HACKER INSURANCE - A coverage that protects businesses engaged in electronic commerce from losses caused by hackers.
HARD MARKET - A seller‘s market in which insurance is expensive and in short supply. (See Property/casualty insurance cycle )
HOMEOWNERS INSURANCE POLICY - The typical homeowners insurance policy covers the house, the garage and other structures on the property, as well as personal possessions inside the house such as furniture, appliances and clothing, against a wide variety of perils including windstorms, fire and theft. The extent of the perils covered depends on the type of policy. An all-risk policy offers the broadest coverage. This covers all perils except those specifically excluded in the policy. Homeowners insurance also covers additional living expenses. Known as Loss of Use, this provision in the policy reimburses the policyholder for the extra cost of living elsewhere while the house is being restored after a disaster. The liability portion of the policy covers the homeowner for accidental injuries caused to third parties and/or their property, such as a guest slipping and falling down improperly maintained stairs. Coverage for flood and earthquake damage is excluded and must be purchased separately. (See Flood insurance, Earthquake insurance) )
HOUSE YEAR - Equal to 365 days of insured coverage for a single dwelling. It is the standard measurement for homeowners insurance.
HURRICANE DEDUCTIBLE - A percentage or dollar amount added to a homeowner‘s insurance policy to limit an insurer‘s exposure to loss from a hurricane. Higher deductibles are instituted in higher risk areas, such as coastal regions. Specific details, such as the intensity of the storm for the deductible to be triggered and the extent of the high risk area, vary from insurer to insurer and state to state.
This law sets standards for the security and privacy of personal health information.
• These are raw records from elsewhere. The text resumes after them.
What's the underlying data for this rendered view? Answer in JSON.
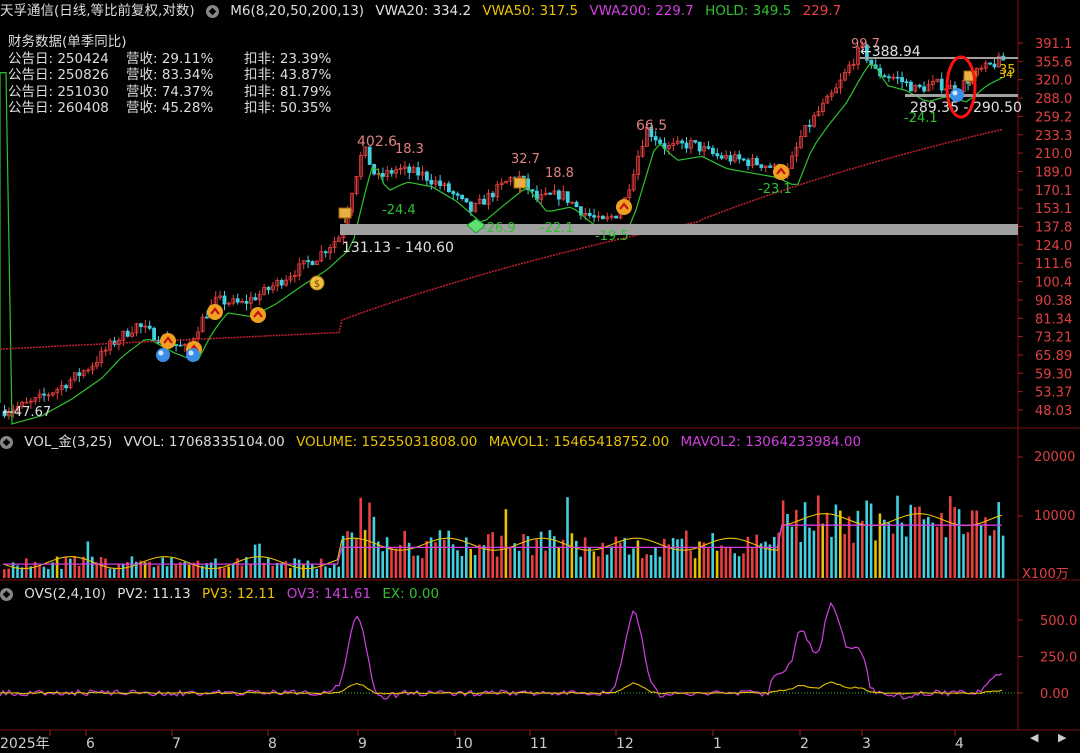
{
  "header": {
    "stock": "天孚通信(日线,等比前复权,对数)",
    "m6": "M6(8,20,50,200,13)",
    "vwa20": "VWA20: 334.2",
    "vwa50": "VWA50: 317.5",
    "vwa200": "VWA200: 229.7",
    "hold": "HOLD: 349.5",
    "hold2": "229.7"
  },
  "financials": {
    "title": "财务数据(单季同比)",
    "rows": [
      {
        "date": "公告日: 250424",
        "rev": "营收:  29.11%",
        "net": "扣非:  23.39%"
      },
      {
        "date": "公告日: 250826",
        "rev": "营收:  83.34%",
        "net": "扣非:  43.87%"
      },
      {
        "date": "公告日: 251030",
        "rev": "营收:  74.37%",
        "net": "扣非:  81.79%"
      },
      {
        "date": "公告日: 260408",
        "rev": "营收:  45.28%",
        "net": "扣非:  50.35%"
      }
    ]
  },
  "price_axis": [
    "391.1",
    "355.6",
    "320.0",
    "288.0",
    "259.2",
    "233.3",
    "210.0",
    "189.0",
    "170.1",
    "153.1",
    "137.8",
    "124.0",
    "111.6",
    "100.4",
    "90.38",
    "81.34",
    "73.21",
    "65.89",
    "59.30",
    "53.37",
    "48.03"
  ],
  "annotations": {
    "low_start": "47.67",
    "p402": "402.6",
    "p183": "18.3",
    "m244": "-24.4",
    "p327": "32.7",
    "p188": "18.8",
    "m269": "-26.9",
    "m221": "-22.1",
    "m195": "-19.5",
    "p665": "66.5",
    "m231": "-23.1",
    "p997": "99.7",
    "p38894": "388.94",
    "m241": "-24.1",
    "range1": "131.13 - 140.60",
    "range2": "289.35 - 290.50",
    "p35": "35",
    "p34": "34"
  },
  "vol_header": {
    "name": "VOL_金(3,25)",
    "vvol": "VVOL: 17068335104.00",
    "volume": "VOLUME: 15255031808.00",
    "mavol1": "MAVOL1: 15465418752.00",
    "mavol2": "MAVOL2: 13064233984.00"
  },
  "vol_axis": [
    "20000",
    "10000"
  ],
  "vol_unit": "X100万",
  "ovs_header": {
    "name": "OVS(2,4,10)",
    "pv2": "PV2: 11.13",
    "pv3": "PV3: 12.11",
    "ov3": "OV3: 141.61",
    "ex": "EX: 0.00"
  },
  "ovs_axis": [
    "500.0",
    "250.0",
    "0.00"
  ],
  "x_axis": [
    "2025年",
    "6",
    "7",
    "8",
    "9",
    "10",
    "11",
    "12",
    "1",
    "2",
    "3",
    "4"
  ],
  "colors": {
    "up": "#e84040",
    "down": "#40d0e0",
    "green": "#30c030",
    "yellow": "#e8c000",
    "magenta": "#d040e0",
    "white": "#e0e0e0"
  },
  "chart_data": {
    "type": "candlestick",
    "log_scale": true,
    "ylim": [
      48.03,
      391.1
    ],
    "approx_close": [
      47.67,
      52,
      58,
      63,
      70,
      76,
      78,
      72,
      80,
      88,
      95,
      92,
      100,
      110,
      131,
      180,
      230,
      210,
      195,
      185,
      175,
      165,
      150,
      170,
      190,
      178,
      160,
      150,
      140,
      150,
      170,
      230,
      225,
      215,
      205,
      200,
      185,
      195,
      240,
      300,
      330,
      360,
      395,
      350,
      320,
      300,
      290,
      310,
      330,
      350,
      355
    ]
  },
  "icons": [
    "option-icon",
    "money-bag-icon",
    "up-arrow-badge-icon",
    "blue-ball-icon",
    "diamond-icon",
    "flag-icon"
  ]
}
In addition, the law makes it easier for individuals to change jobs without the risk of extended waiting periods due to pre-existing conditions.
A health plan that provides coverage through a network of hospitals, physicians and other health care providers. HMOs usually require the selection of a primary care physician who is responsible for managing and coordinating all health care. Usually, referrals to specialist physicians are required, and the HMO pays only for care provided by an in-network provider.
A tax-exempt account that can be used to pay for qualified health expenses. HRAs are usually paired with a high-Deductible health plan and are funded solely by employer contributions.
A tax-exempt savings account that can be used to pay for qualified medical expenses. Individuals can obtain HSAs from most financial institutions, or through their employer. Both employers and employees can contribute to the plan. To open an HSA, an individual must have health coverage under an HSA-qualified high-Deductible health plan which has Deductibles of at least $1,200 for an individual and $2,400 for a family in 2010.
These health insurance plans have higher Deductibles and lower premiums than traditional insurance plans.
The health reform law expands upon the current state-based high-risk pool system. The law requires the government to establish or issue contracts to establish a temporary high risk pool (through 2013) to provide coverage for eligible individuals with pre-existing conditions by appropriating $5 billion to subsidize premiums. Eligibility is limited to individuals who have been uninsured for at least six months prior to applying for pool coverage, and who have a pre-existing condition.